We often think we can see a lot with the naked human eye, but there is a whole world of organisms, functions, proteins, and more at a microscopic level. Microscopes are the eyes that allow us to travel into this minuscule world. Since I began working at a molecular biology lab last summer, I have got the opportunity to work with a host of microscopes ranging from a simple dissection scope, to an epifluorescent microscope, all the way to a confocal microscope (which uses lasers to scan every layer of the sample).
Every experience with a microscope is amazing because of the level of detail that opens up, but my best experience by far occurred on Saturday. I got to do my first live imaging with a special confocal microscope. For the first time I was able to observe green fluorescent protein (GFP) in real time. Typically, for quantification purposes, I use a long staining protocol so my samples are preserved and as part of this staining I get fluorophores to bind to the desired protein to see a fluorescent image under the microscope. This artificial staining produces beautiful images but it is hard to forget that it is after all a human induced product. On the other hand, with live imaging, I was able to dissect my tissue sample and observe its natural fluorescence and structure immediately.
When I saw the first follicle appear on a TV-size screen (hooked-up to the confocal microscope) I was nothing short of giddy with excitement. This tiny egg that is practically impossible to observe with the naked eye had hundreds of cells within it. The cells themselves had large protein in the nuclei and I was able to observe all of this with a microscope!
I ran many samples on Saturday, observing differences between different genotypes and variations of the same protein. Though the follicles looked identical during the simple dissection process, the each proved to be unique specimens once I revealed their full details under the microscope.
I often hear of scientists falling in love with their profession when they look under a microscope for the first time. This wasn’t true for me immediately because I was spoiled with the facilities to use basic microscopes from a young age, but after observing live-imaging over the weekend, I felt I had to pursue a vocation in the sciences.

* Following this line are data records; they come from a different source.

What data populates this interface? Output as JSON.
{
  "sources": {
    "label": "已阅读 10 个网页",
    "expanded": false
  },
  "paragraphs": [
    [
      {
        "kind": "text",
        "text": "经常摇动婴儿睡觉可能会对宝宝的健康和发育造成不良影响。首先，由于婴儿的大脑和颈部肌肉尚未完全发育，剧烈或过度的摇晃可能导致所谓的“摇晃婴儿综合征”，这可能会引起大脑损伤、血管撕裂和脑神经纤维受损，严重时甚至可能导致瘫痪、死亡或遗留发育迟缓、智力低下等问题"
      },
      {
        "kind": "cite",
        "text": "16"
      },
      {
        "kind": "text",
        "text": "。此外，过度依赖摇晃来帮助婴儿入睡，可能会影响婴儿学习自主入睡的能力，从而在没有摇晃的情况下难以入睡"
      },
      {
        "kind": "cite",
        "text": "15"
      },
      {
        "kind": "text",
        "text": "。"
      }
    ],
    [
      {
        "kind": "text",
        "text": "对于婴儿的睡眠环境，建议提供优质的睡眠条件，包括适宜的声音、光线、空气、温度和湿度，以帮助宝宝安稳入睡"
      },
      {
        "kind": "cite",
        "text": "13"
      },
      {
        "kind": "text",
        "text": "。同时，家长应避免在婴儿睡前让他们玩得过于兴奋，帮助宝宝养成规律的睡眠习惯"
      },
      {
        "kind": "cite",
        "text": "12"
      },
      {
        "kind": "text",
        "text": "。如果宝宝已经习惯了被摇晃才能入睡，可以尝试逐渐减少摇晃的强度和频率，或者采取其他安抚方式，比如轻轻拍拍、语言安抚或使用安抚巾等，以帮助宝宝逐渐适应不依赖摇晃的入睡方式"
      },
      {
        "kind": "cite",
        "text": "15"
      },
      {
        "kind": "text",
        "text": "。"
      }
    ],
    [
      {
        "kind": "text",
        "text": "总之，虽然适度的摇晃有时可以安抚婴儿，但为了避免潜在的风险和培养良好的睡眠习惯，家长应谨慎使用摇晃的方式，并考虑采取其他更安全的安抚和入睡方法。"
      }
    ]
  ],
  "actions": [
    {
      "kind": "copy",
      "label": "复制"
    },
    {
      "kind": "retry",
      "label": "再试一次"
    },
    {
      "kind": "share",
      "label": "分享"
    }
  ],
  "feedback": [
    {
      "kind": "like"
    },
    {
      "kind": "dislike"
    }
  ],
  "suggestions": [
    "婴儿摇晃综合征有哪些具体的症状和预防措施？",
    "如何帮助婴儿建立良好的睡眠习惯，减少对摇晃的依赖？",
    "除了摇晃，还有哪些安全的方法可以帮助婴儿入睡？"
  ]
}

Never limit yourself to the world you can grasp with your naked eye. Understand that there is a whole world of microscopic organism and another universe out there.